What to produce:
Give back every entry below, exactly as written.

Records for this exercise:
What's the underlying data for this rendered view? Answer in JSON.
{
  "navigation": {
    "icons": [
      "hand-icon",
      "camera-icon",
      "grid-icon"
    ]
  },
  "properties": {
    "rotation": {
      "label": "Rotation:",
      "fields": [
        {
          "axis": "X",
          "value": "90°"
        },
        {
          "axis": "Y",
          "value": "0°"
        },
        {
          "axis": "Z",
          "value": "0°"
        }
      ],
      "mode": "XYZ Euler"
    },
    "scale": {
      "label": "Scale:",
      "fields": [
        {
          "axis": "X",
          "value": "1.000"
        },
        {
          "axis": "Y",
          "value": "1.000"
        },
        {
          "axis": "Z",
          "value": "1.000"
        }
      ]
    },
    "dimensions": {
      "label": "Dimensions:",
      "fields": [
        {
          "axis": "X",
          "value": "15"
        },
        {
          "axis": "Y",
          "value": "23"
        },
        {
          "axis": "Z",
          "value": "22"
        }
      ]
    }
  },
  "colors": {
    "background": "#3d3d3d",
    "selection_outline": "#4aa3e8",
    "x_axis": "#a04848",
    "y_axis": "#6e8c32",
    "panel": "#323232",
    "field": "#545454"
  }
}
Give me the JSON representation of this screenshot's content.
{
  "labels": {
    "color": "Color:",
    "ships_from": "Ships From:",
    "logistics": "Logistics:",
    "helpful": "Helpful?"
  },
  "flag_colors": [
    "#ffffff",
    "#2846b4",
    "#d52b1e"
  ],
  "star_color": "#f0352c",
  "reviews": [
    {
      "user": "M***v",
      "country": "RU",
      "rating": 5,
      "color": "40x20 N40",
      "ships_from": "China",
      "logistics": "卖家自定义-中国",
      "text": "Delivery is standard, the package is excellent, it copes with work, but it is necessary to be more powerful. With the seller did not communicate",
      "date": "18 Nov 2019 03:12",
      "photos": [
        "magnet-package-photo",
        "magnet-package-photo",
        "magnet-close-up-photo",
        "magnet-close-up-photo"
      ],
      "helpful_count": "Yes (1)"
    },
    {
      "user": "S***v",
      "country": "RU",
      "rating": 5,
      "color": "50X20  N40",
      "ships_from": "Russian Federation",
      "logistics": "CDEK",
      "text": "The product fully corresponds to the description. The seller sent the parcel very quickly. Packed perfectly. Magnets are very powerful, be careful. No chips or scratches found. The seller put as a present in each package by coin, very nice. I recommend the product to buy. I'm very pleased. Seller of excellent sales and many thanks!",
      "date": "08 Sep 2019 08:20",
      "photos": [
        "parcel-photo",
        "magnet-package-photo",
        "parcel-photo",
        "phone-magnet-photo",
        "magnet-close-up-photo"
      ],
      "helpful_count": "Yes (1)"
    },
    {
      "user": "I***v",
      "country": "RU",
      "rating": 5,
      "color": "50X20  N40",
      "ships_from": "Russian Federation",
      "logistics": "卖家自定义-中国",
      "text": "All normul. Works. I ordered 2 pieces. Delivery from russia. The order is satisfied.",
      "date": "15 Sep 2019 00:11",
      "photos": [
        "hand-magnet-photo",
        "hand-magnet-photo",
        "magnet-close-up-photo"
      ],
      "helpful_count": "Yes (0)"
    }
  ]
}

Response:
What's the underlying data for this rendered view? Answer in JSON.
{
  "navigation": {
    "icons": [
      "hand-icon",
      "camera-icon",
      "grid-icon"
    ]
  },
  "properties": {
    "rotation": {
      "label": "Rotation:",
      "fields": [
        {
          "axis": "X",
          "value": "90°"
        },
        {
          "axis": "Y",
          "value": "0°"
        },
        {
          "axis": "Z",
          "value": "0°"
        }
      ],
      "mode": "XYZ Euler"
    },
    "scale": {
      "label": "Scale:",
      "fields": [
        {
          "axis": "X",
          "value": "1.000"
        },
        {
          "axis": "Y",
          "value": "1.000"
        },
        {
          "axis": "Z",
          "value": "1.000"
        }
      ]
    },
    "dimensions": {
      "label": "Dimensions:",
      "fields": [
        {
          "axis": "X",
          "value": "15"
        },
        {
          "axis": "Y",
          "value": "23"
        },
        {
          "axis": "Z",
          "value": "22"
        }
      ]
    }
  },
  "colors": {
    "background": "#3d3d3d",
    "selection_outline": "#4aa3e8",
    "x_axis": "#a04848",
    "y_axis": "#6e8c32",
    "panel": "#323232",
    "field": "#545454"
  }
}
Give me the JSON representation of this screenshot's content.
{
  "labels": {
    "color": "Color:",
    "ships_from": "Ships From:",
    "logistics": "Logistics:",
    "helpful": "Helpful?"
  },
  "flag_colors": [
    "#ffffff",
    "#2846b4",
    "#d52b1e"
  ],
  "star_color": "#f0352c",
  "reviews": [
    {
      "user": "M***v",
      "country": "RU",
      "rating": 5,
      "color": "40x20 N40",
      "ships_from": "China",
      "logistics": "卖家自定义-中国",
      "text": "Delivery is standard, the package is excellent, it copes with work, but it is necessary to be more powerful. With the seller did not communicate",
      "date": "18 Nov 2019 03:12",
      "photos": [
        "magnet-package-photo",
        "magnet-package-photo",
        "magnet-close-up-photo",
        "magnet-close-up-photo"
      ],
      "helpful_count": "Yes (1)"
    },
    {
      "user": "S***v",
      "country": "RU",
      "rating": 5,
      "color": "50X20  N40",
      "ships_from": "Russian Federation",
      "logistics": "CDEK",
      "text": "The product fully corresponds to the description. The seller sent the parcel very quickly. Packed perfectly. Magnets are very powerful, be careful. No chips or scratches found. The seller put as a present in each package by coin, very nice. I recommend the product to buy. I'm very pleased. Seller of excellent sales and many thanks!",
      "date": "08 Sep 2019 08:20",
      "photos": [
        "parcel-photo",
        "magnet-package-photo",
        "parcel-photo",
        "phone-magnet-photo",
        "magnet-close-up-photo"
      ],
      "helpful_count": "Yes (1)"
    },
    {
      "user": "I***v",
      "country": "RU",
      "rating": 5,
      "color": "50X20  N40",
      "ships_from": "Russian Federation",
      "logistics": "卖家自定义-中国",
      "text": "All normul. Works. I ordered 2 pieces. Delivery from russia. The order is satisfied.",
      "date": "15 Sep 2019 00:11",
      "photos": [
        "hand-magnet-photo",
        "hand-magnet-photo",
        "magnet-close-up-photo"
      ],
      "helpful_count": "Yes (0)"
    }
  ]
}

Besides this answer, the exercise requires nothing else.